## Assignment
Leave out the images; return the rest of the data exactly.
═══ Supplied material
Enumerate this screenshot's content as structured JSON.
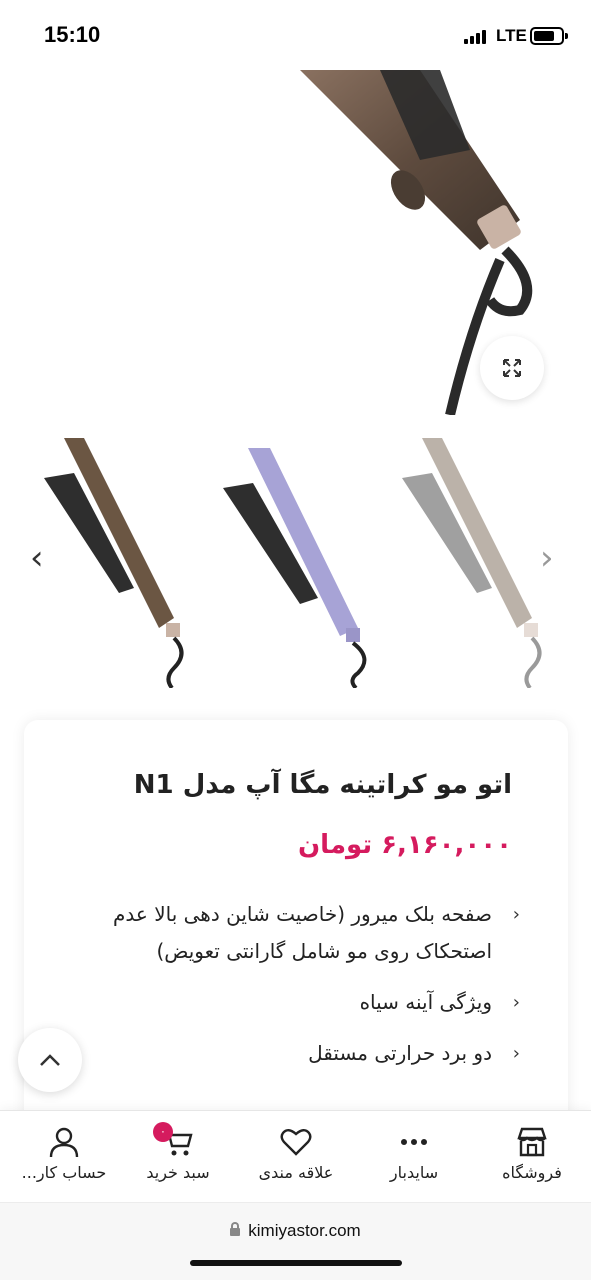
{
  "status_bar": {
    "time": "15:10",
    "network": "LTE"
  },
  "product": {
    "title": "اتو مو کراتینه مگا آپ مدل N1",
    "price": "۶,۱۶۰,۰۰۰ تومان",
    "features": [
      "صفحه بلک میرور (خاصیت شاین دهی بالا عدم اصتحکاک روی مو شامل گارانتی تعویض)",
      "ویژگی آینه سیاه",
      "دو برد حرارتی مستقل"
    ],
    "thumbnail_colors": [
      "#6b5643",
      "#a7a3d6",
      "#6b5643"
    ]
  },
  "bottom_nav": {
    "items": [
      {
        "label": "فروشگاه",
        "icon": "store-icon"
      },
      {
        "label": "سایدبار",
        "icon": "more-dots-icon"
      },
      {
        "label": "علاقه مندی",
        "icon": "heart-icon"
      },
      {
        "label": "سبد خرید",
        "icon": "cart-icon"
      },
      {
        "label": "حساب کار...",
        "icon": "user-icon"
      }
    ],
    "cart_badge": "۰"
  },
  "browser": {
    "url": "kimiyastor.com"
  },
  "colors": {
    "price": "#d51b5e",
    "badge": "#d51b5e"
  }
}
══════
## Your response
Enumerate this screenshot's content as structured JSON.
{
  "status_bar": {
    "time": "15:10",
    "network": "LTE"
  },
  "product": {
    "title": "اتو مو کراتینه مگا آپ مدل N1",
    "price": "۶,۱۶۰,۰۰۰ تومان",
    "features": [
      "صفحه بلک میرور (خاصیت شاین دهی بالا عدم اصتحکاک روی مو شامل گارانتی تعویض)",
      "ویژگی آینه سیاه",
      "دو برد حرارتی مستقل"
    ],
    "thumbnail_colors": [
      "#6b5643",
      "#a7a3d6",
      "#6b5643"
    ]
  },
  "bottom_nav": {
    "items": [
      {
        "label": "فروشگاه",
        "icon": "store-icon"
      },
      {
        "label": "سایدبار",
        "icon": "more-dots-icon"
      },
      {
        "label": "علاقه مندی",
        "icon": "heart-icon"
      },
      {
        "label": "سبد خرید",
        "icon": "cart-icon"
      },
      {
        "label": "حساب کار...",
        "icon": "user-icon"
      }
    ],
    "cart_badge": "۰"
  },
  "browser": {
    "url": "kimiyastor.com"
  },
  "colors": {
    "price": "#d51b5e",
    "badge": "#d51b5e"
  }
}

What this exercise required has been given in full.